(Dataset excerpts)
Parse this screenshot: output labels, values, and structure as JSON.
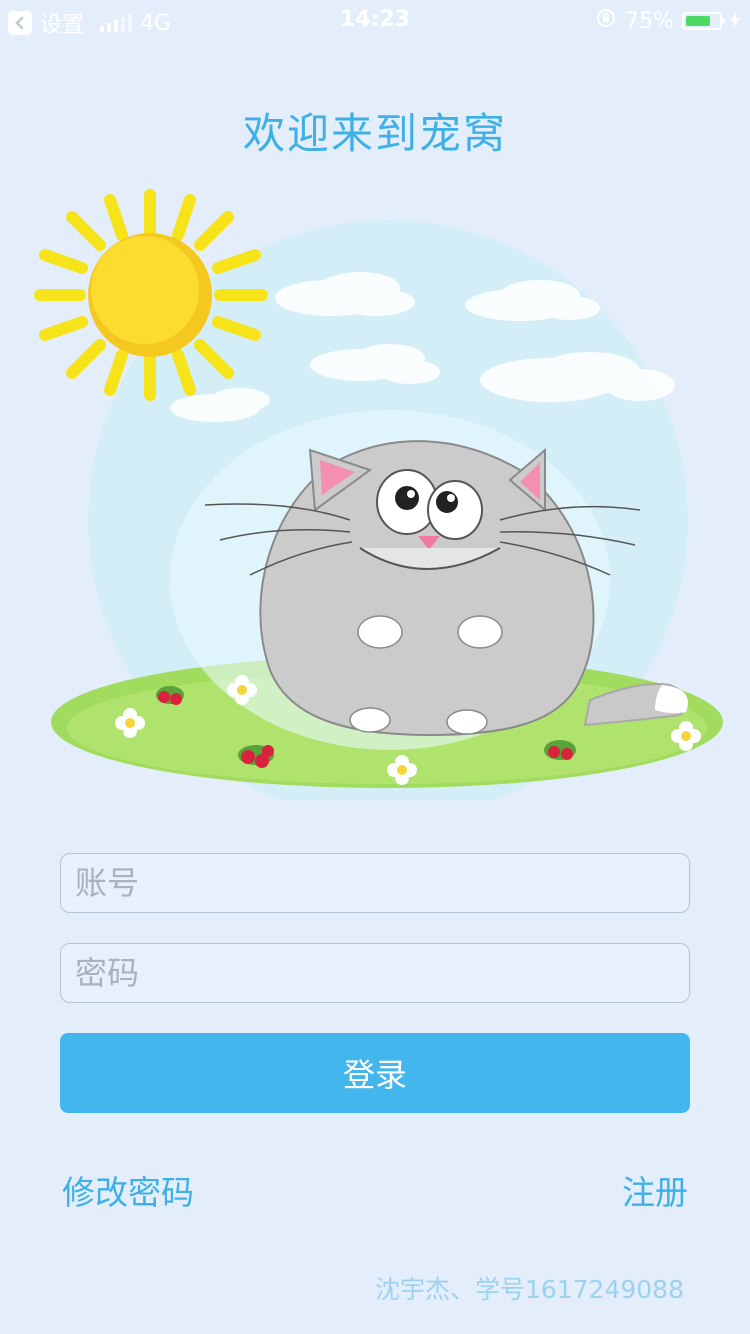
{
  "status_bar": {
    "back_app": "设置",
    "network": "4G",
    "time": "14:23",
    "battery": "75%",
    "battery_level": 0.75
  },
  "title": "欢迎来到宠窝",
  "form": {
    "account_placeholder": "账号",
    "password_placeholder": "密码",
    "login_label": "登录"
  },
  "links": {
    "change_password": "修改密码",
    "register": "注册"
  },
  "footer": "沈宇杰、学号1617249088",
  "colors": {
    "background": "#e3eefa",
    "accent": "#3fb0e6",
    "button": "#44b6ee",
    "battery_green": "#4cd964"
  }
}
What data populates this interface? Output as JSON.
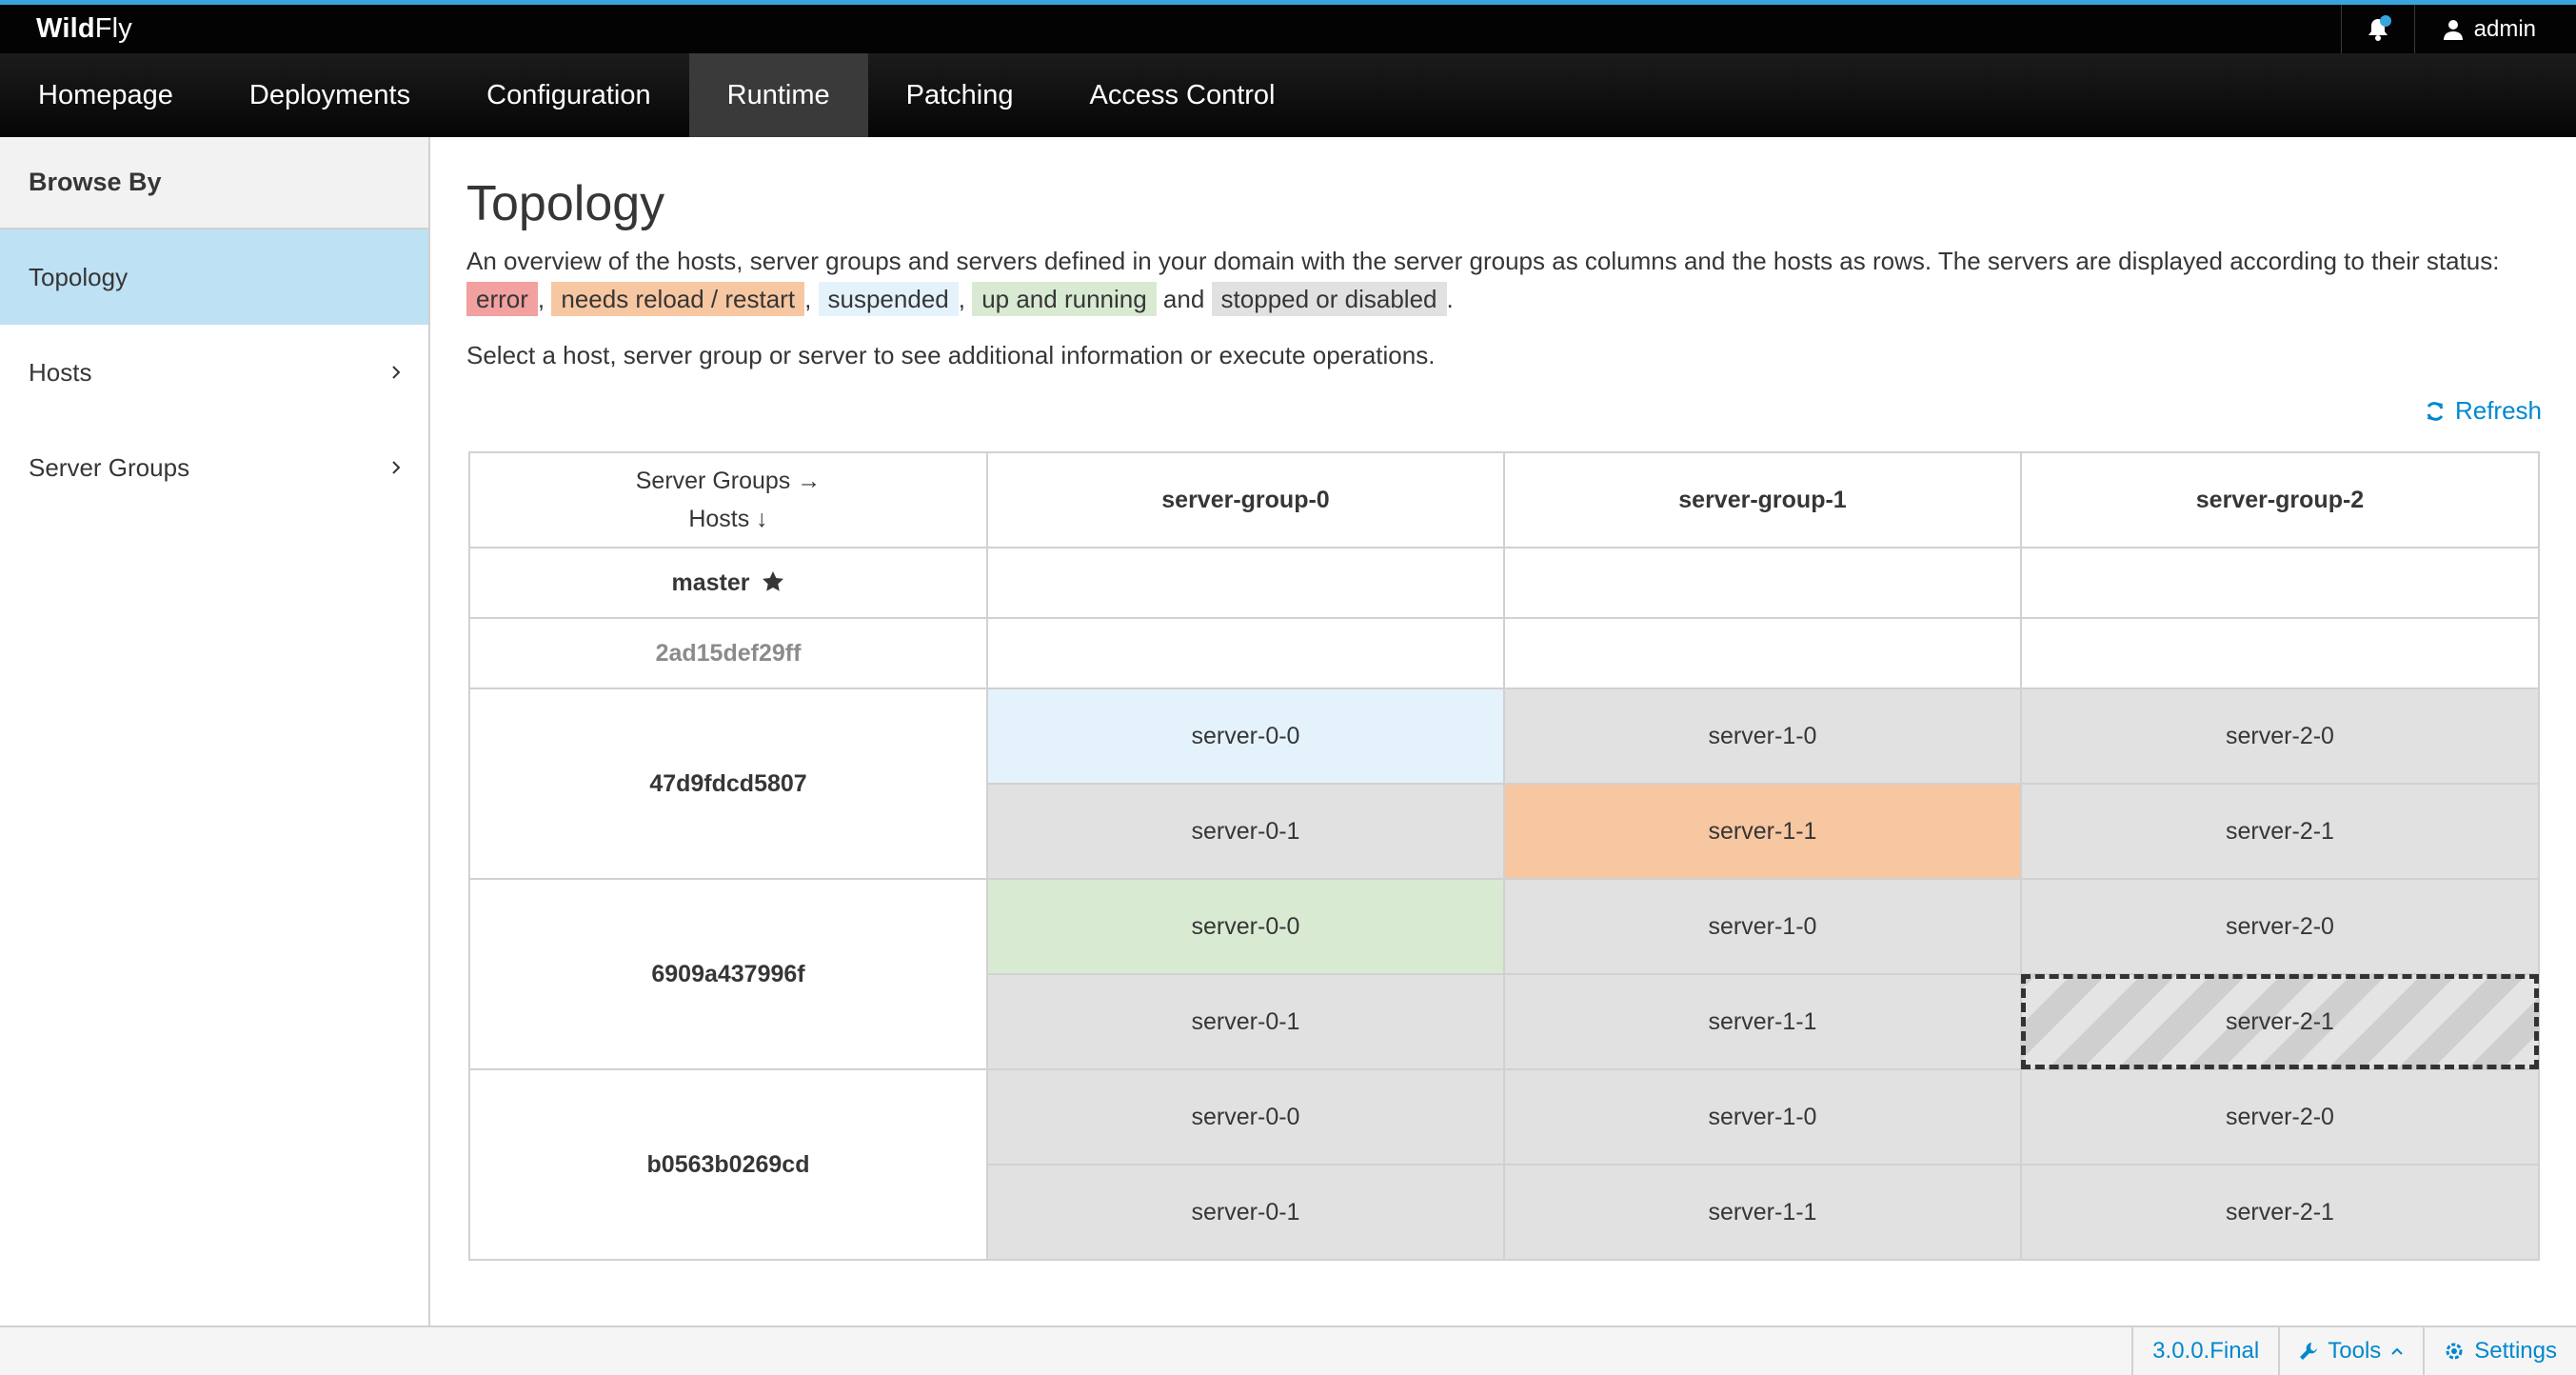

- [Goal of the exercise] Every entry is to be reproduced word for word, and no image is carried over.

- [Task answer]
Parse this screenshot: output labels, values, and structure as JSON.
{
  "status_bar": {
    "back_app": "设置",
    "network": "4G",
    "time": "14:23",
    "battery": "75%",
    "battery_level": 0.75
  },
  "title": "欢迎来到宠窝",
  "form": {
    "account_placeholder": "账号",
    "password_placeholder": "密码",
    "login_label": "登录"
  },
  "links": {
    "change_password": "修改密码",
    "register": "注册"
  },
  "footer": "沈宇杰、学号1617249088",
  "colors": {
    "background": "#e3eefa",
    "accent": "#3fb0e6",
    "button": "#44b6ee",
    "battery_green": "#4cd964"
  }
}
What data populates this interface? Output as JSON.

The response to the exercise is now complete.